**Aim of the exercise:** Work through the records below and copy every line that includes "title".

**Material for the task:**
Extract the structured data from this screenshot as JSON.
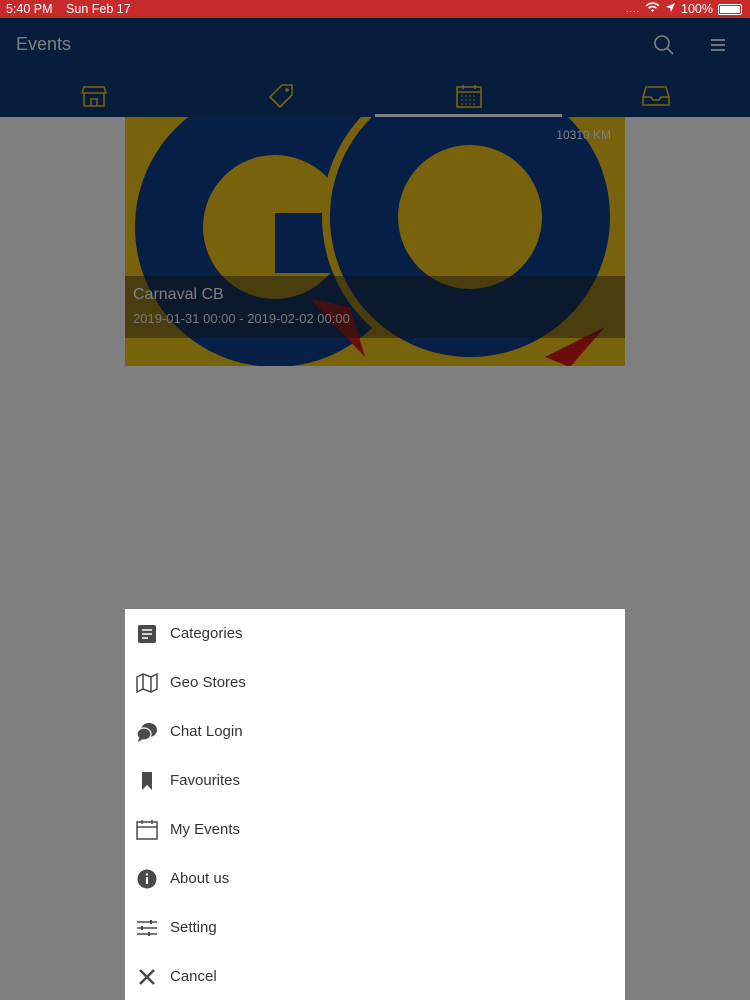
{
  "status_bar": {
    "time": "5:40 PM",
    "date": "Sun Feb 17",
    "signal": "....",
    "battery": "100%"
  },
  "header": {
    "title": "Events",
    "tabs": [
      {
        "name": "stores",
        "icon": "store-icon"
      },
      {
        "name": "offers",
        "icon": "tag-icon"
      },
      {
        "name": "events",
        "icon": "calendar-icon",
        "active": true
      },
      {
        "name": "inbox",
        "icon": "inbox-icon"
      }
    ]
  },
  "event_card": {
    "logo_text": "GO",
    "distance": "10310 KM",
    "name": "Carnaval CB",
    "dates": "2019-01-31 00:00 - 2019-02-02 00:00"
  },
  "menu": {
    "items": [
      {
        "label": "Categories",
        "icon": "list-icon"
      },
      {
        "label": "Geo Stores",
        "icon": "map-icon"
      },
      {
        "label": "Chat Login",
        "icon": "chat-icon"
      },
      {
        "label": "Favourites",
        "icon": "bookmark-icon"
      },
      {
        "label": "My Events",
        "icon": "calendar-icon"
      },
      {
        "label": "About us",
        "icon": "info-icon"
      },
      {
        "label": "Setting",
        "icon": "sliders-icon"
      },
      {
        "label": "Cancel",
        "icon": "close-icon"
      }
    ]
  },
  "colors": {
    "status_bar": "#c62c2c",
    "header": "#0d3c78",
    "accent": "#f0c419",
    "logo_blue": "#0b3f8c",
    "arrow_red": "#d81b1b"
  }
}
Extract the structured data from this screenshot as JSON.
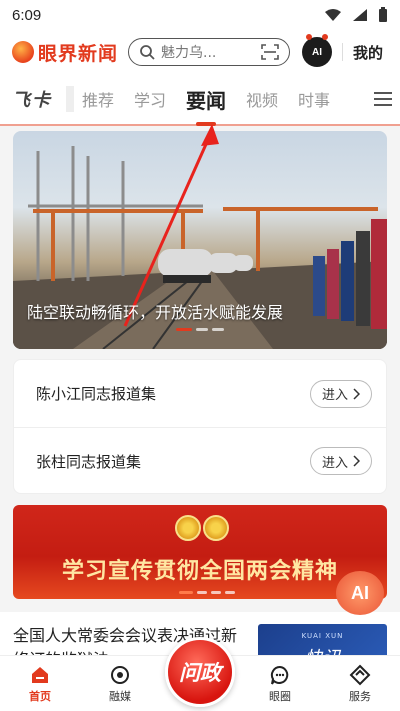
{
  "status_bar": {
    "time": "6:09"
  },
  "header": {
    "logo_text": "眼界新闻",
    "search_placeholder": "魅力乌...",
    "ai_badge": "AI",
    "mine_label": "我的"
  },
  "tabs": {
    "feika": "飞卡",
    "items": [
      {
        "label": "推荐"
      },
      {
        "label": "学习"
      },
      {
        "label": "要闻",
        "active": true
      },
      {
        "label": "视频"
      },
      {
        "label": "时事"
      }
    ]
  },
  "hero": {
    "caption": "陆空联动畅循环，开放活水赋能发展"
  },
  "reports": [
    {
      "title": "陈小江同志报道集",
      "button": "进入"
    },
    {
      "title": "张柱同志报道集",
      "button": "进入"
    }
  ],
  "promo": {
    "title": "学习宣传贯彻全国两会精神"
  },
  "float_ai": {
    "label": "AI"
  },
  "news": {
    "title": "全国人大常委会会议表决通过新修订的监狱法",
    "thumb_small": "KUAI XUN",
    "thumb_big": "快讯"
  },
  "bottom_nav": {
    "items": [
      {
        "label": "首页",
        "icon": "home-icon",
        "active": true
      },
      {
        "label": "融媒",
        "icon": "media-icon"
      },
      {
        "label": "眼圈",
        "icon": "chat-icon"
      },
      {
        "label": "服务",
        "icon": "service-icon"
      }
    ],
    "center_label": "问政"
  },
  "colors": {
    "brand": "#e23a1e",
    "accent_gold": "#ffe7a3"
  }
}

**Completed exercise:**
    "title": "Events",
      "title": "陈小江同志报道集",
      "title": "张柱同志报道集",
    "title": "学习宣传贯彻全国两会精神"
    "title": "全国人大常委会会议表决通过新修订的监狱法",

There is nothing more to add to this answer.